â€śMy apologies.â€ť Danâ€™s face was nearly as red as his hair, and she felt a pang of sympathy for the man. She knew she was intimidatingâ€”it was a persona she had perfected as well as a stage actress perfected the role of Desdemona. â€śIâ€™ll just go get your keys, maâ€™am.â€ť
Relief tempered the sense of humiliation. She despised telling people the insufferable Augustus Carter had divorced her. Divorced! Cast out like trash because she failed to bear him a child. He had publicly declared her a failure not only as a wife, but as a woman, and the shame burned just slightly stronger than the flames of her convictions.
And the horrible, odious Mr. Millar, who controlled her dead motherâ€™s money and therefore Eliza Janeâ€™s purse strings, knew it. He delighted in the appointment of Edgar as her chaperone rather than the customary matronly female precisely because it put her in these awkward situations.
Widowhood would smooth her way slightly, but dishonesty would only undermine her personal sense of integrity. With her dignity stripped away, integrity and her cause were all she had left from which to draw strength.
The irony of doing her work while under the boots of two men made her very nearly want to spit, but as long as she could change the lives of even a few women for the better, she would accept the legal strictures of a society slow to change.

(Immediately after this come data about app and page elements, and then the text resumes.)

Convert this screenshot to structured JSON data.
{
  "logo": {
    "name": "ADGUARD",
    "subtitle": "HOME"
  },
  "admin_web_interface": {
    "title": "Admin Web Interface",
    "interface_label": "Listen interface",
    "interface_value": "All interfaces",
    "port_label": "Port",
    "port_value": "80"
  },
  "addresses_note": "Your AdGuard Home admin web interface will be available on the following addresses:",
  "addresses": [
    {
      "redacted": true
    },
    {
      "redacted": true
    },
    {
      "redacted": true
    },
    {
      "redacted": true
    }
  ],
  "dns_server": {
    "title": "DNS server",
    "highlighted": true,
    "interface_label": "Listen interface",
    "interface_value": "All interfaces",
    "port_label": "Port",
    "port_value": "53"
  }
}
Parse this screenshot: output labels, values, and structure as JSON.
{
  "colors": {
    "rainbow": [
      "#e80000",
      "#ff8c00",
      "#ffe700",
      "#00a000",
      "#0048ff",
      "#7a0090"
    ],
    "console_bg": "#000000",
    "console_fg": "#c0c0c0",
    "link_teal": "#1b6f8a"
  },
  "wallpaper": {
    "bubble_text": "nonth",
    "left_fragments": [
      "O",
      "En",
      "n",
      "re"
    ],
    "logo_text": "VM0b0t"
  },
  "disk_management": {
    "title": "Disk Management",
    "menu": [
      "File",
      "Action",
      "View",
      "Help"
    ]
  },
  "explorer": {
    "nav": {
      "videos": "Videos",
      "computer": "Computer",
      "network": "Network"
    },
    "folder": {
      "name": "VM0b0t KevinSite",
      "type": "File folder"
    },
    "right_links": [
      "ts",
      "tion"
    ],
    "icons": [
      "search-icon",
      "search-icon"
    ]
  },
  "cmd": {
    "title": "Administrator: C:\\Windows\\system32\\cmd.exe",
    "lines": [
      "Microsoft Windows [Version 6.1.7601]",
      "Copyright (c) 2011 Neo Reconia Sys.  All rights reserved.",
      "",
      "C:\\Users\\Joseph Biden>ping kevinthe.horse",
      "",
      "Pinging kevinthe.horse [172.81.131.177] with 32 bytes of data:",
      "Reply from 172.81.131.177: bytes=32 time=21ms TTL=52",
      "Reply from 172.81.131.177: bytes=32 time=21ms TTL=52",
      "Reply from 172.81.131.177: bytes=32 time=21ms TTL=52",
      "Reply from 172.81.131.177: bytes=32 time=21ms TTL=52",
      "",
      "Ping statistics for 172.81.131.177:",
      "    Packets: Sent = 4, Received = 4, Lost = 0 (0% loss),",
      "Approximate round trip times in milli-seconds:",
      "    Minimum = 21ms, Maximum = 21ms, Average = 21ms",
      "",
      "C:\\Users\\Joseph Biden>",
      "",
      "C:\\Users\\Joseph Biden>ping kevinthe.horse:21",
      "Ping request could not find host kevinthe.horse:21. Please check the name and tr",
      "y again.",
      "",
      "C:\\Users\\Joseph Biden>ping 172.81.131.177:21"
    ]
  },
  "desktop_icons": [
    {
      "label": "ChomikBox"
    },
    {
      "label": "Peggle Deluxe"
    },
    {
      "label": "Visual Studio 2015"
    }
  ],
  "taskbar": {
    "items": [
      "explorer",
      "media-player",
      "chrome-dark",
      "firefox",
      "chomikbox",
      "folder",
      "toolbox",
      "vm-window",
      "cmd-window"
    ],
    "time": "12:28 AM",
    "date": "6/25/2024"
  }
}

But change would come. The war would be won in the small battlefields of small towns like this one. When she left Gardiner, it would be a better place and Eliza Jane would get on that stagecoach with her chin held high. And the women she left behind would hold their heads a little higher, as well.